▶ _Instructions for the task_:
Check each line of the entries below for the word "placeholder", and copy the lines that have it.

▶ _Entries from a dataset of interfaces_:
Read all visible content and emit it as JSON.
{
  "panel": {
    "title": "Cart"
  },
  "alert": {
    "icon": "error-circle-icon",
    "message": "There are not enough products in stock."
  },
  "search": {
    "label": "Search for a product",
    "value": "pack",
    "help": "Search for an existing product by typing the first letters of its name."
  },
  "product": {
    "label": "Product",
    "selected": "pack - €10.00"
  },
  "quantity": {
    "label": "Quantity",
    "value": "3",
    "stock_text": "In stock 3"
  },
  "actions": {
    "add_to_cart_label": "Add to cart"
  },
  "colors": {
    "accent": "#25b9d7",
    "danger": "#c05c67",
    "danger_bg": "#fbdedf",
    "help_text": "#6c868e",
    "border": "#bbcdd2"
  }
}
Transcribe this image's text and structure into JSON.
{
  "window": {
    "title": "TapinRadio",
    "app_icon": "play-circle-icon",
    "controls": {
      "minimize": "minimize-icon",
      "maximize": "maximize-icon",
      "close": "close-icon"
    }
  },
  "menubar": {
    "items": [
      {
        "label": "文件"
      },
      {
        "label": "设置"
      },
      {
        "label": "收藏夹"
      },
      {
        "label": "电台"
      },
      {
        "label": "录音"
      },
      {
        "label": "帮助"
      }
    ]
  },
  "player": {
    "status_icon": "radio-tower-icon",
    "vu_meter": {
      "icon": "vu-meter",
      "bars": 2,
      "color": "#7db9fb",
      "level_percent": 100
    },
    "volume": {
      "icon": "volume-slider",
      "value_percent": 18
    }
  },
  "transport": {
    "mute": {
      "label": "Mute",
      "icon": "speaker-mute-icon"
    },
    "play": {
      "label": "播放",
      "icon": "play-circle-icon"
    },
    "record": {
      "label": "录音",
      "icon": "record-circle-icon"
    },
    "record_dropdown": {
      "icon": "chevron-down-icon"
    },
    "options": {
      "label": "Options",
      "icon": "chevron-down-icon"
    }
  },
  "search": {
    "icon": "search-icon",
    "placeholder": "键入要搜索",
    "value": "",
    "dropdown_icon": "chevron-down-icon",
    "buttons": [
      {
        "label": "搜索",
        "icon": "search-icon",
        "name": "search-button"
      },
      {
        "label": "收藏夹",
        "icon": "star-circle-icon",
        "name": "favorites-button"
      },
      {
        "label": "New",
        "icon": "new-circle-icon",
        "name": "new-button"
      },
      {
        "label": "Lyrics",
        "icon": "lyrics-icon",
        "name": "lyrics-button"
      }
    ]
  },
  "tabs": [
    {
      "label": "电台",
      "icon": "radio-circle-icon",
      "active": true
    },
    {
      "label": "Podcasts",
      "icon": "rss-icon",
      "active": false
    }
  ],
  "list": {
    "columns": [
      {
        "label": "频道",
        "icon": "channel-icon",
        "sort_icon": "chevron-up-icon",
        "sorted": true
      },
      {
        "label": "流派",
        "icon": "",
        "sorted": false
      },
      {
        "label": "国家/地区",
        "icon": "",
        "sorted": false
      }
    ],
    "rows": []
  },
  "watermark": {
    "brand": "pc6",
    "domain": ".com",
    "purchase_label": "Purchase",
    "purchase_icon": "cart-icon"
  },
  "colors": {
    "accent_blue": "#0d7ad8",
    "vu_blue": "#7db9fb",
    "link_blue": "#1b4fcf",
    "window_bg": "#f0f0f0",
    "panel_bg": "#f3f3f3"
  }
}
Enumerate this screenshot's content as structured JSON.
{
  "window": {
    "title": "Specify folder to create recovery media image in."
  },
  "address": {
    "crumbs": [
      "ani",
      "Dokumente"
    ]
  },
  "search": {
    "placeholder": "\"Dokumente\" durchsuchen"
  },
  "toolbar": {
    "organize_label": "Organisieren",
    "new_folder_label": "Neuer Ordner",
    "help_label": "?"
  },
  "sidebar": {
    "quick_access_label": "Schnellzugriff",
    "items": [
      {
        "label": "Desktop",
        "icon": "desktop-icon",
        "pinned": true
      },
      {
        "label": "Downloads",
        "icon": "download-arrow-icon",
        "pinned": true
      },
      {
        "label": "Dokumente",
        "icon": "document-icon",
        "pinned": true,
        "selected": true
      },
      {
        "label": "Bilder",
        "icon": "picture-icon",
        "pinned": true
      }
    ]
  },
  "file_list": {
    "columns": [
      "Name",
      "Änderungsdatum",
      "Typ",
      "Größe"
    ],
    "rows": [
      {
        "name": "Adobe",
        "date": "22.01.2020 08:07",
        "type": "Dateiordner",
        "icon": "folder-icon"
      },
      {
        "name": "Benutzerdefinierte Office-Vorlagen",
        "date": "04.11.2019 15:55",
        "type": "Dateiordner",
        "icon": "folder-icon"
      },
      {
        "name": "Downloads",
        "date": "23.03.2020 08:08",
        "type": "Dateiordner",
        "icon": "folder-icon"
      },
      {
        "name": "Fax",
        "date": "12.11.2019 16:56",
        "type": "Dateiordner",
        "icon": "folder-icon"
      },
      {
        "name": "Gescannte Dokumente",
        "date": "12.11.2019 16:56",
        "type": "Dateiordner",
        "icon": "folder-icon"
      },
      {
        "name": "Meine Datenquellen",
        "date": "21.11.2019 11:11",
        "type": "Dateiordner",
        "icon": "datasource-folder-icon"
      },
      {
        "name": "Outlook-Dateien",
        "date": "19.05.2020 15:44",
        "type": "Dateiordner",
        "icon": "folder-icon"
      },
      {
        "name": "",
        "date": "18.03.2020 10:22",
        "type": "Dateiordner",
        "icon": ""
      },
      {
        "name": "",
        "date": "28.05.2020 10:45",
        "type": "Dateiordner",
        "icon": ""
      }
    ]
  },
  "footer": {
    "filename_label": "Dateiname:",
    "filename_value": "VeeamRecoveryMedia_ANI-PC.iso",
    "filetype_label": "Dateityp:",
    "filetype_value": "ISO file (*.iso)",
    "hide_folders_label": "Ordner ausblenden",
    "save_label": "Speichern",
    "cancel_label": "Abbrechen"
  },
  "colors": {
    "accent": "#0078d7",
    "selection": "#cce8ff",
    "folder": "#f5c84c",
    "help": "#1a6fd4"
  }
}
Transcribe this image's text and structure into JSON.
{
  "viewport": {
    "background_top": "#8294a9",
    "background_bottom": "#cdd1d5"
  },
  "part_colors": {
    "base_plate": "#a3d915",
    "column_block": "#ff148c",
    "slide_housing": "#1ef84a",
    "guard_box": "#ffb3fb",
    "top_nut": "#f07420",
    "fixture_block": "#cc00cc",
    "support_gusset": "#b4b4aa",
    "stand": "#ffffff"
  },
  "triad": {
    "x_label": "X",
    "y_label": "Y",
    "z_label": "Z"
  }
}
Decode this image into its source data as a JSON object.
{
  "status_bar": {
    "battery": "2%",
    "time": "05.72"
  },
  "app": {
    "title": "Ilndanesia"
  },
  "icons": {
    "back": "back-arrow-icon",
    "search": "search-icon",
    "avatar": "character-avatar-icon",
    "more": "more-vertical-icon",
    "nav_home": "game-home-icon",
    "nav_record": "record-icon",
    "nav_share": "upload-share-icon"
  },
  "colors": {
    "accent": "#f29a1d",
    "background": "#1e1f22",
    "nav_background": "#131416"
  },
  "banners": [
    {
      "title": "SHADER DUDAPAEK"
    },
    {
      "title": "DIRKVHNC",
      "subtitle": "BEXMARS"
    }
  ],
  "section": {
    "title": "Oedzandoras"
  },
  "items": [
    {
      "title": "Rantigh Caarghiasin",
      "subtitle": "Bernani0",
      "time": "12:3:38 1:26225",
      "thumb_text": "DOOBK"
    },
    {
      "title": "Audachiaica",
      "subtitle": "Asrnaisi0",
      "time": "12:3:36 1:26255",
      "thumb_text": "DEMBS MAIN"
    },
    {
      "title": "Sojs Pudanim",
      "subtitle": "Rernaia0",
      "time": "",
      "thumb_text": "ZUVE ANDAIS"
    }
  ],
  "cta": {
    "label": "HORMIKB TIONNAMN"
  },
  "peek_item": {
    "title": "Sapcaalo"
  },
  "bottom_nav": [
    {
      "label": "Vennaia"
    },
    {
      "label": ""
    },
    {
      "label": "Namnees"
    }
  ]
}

▶ _Response to the task_:
    "placeholder": "键入要搜索",
    "placeholder": "\"Dokumente\" durchsuchen"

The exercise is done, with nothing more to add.